According to Bovell, the gamification framework is what Gen Z is used to and therefore they develop an immediate sense of trust and security. “Gen Z is a culturally progressive generation,” she said. “And because they’re online, they’re constantly exposed to information trauma all the time, trauma that other generations weren’t exposed to growing up. So they’re leaning more into the tools and solutions to support them through it.”
Innovative apps in the wellness space.
Be a Looper: This daily mental health check-in combines health and gaming to create global peer support networks.
Clementine: Pre-recorded hypnotherapy sessions help clients combat anxiety, depression and sleep issues.
Exhale: Founder Katara McCarty is focused on reducing the impact of systemic racism on Black people via meditation, breathwork and more.
Levels: Levels tracks a user’s blood-glucose levels in real-time enabling users to maximize diet and exercise.

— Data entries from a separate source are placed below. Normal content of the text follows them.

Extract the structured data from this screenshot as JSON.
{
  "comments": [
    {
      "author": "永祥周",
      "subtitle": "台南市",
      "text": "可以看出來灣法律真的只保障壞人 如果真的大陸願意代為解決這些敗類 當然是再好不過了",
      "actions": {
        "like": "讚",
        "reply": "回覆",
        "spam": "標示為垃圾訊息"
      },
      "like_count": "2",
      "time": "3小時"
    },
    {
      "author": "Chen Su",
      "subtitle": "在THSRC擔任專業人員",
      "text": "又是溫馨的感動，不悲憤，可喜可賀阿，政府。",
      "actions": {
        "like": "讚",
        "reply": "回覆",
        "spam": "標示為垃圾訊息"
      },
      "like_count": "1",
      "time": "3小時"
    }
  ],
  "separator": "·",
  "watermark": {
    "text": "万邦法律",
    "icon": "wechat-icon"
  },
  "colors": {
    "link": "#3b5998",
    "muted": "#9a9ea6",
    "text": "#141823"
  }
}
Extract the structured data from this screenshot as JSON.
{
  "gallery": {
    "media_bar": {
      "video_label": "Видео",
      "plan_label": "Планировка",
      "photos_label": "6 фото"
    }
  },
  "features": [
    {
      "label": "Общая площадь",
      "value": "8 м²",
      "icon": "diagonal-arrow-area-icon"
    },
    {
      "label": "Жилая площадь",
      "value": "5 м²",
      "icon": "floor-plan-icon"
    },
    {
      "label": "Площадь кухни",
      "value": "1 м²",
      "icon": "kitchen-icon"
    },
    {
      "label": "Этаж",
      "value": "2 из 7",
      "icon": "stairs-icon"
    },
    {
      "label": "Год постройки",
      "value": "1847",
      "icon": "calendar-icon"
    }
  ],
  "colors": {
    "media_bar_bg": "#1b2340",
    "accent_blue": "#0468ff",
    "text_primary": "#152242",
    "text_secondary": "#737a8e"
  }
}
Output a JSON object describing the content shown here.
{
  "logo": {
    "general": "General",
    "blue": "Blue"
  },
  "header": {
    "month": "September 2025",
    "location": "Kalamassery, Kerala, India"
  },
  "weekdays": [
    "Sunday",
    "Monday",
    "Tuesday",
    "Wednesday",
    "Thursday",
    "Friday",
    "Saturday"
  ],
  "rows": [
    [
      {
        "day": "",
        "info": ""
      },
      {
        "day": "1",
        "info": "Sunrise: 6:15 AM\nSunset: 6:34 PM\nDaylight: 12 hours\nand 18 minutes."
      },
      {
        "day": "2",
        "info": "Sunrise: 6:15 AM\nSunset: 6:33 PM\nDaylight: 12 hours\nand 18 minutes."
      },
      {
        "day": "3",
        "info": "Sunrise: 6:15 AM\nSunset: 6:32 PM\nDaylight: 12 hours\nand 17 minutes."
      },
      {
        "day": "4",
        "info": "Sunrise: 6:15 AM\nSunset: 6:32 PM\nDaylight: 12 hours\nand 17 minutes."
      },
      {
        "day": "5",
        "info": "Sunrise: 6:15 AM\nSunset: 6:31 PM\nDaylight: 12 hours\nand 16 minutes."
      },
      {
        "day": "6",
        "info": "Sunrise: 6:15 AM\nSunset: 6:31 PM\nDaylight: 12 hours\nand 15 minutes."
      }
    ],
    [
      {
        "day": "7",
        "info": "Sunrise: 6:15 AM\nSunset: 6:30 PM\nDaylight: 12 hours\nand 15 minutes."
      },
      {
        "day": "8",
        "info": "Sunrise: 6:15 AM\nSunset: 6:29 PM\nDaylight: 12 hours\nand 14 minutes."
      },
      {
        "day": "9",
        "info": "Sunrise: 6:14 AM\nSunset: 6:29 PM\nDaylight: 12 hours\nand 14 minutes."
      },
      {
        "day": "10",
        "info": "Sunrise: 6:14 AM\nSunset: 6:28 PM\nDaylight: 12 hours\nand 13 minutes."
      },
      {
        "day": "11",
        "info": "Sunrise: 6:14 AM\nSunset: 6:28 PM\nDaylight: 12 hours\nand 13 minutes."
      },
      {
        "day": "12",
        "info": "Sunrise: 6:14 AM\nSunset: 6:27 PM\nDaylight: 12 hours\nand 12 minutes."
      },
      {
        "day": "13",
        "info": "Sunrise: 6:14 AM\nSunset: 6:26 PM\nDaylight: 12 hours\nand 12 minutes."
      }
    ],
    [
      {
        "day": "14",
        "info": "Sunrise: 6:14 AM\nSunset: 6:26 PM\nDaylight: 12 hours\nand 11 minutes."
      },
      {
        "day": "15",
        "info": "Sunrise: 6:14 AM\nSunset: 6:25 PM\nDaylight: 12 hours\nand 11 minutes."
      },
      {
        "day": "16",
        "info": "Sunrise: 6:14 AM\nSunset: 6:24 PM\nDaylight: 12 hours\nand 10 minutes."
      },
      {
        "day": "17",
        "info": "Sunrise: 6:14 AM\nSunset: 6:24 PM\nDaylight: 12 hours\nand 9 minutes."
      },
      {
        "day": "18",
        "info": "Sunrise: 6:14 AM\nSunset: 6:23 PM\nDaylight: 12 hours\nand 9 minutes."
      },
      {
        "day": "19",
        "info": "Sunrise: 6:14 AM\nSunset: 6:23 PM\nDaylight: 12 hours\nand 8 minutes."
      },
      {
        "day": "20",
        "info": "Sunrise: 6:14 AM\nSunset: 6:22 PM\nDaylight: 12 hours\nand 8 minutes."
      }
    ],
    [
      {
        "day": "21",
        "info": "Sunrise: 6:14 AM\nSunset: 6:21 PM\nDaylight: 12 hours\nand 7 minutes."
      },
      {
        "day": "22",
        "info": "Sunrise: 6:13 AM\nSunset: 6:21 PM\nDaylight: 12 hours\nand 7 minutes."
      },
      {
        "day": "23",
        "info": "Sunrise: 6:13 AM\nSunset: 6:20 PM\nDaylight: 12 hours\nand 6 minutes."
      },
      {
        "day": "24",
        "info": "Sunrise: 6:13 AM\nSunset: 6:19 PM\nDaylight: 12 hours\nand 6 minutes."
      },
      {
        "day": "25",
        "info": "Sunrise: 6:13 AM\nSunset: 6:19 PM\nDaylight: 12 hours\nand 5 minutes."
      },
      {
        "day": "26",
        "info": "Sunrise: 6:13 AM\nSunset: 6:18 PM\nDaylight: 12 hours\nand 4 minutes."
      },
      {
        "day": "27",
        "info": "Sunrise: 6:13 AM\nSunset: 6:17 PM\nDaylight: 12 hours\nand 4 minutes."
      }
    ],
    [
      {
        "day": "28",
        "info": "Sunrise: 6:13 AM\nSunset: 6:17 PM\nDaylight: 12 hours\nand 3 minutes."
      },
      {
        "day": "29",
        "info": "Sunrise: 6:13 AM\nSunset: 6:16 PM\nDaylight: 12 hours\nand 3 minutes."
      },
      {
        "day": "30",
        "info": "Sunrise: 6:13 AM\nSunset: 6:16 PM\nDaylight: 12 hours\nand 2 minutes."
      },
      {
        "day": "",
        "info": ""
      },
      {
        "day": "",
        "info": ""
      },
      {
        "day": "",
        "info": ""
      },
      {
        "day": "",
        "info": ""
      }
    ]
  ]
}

Wellory: The “anti-diet” nutrition app connects clients with registered nutritionists, dieticians and health coaches for a 360 approach to healthy eating.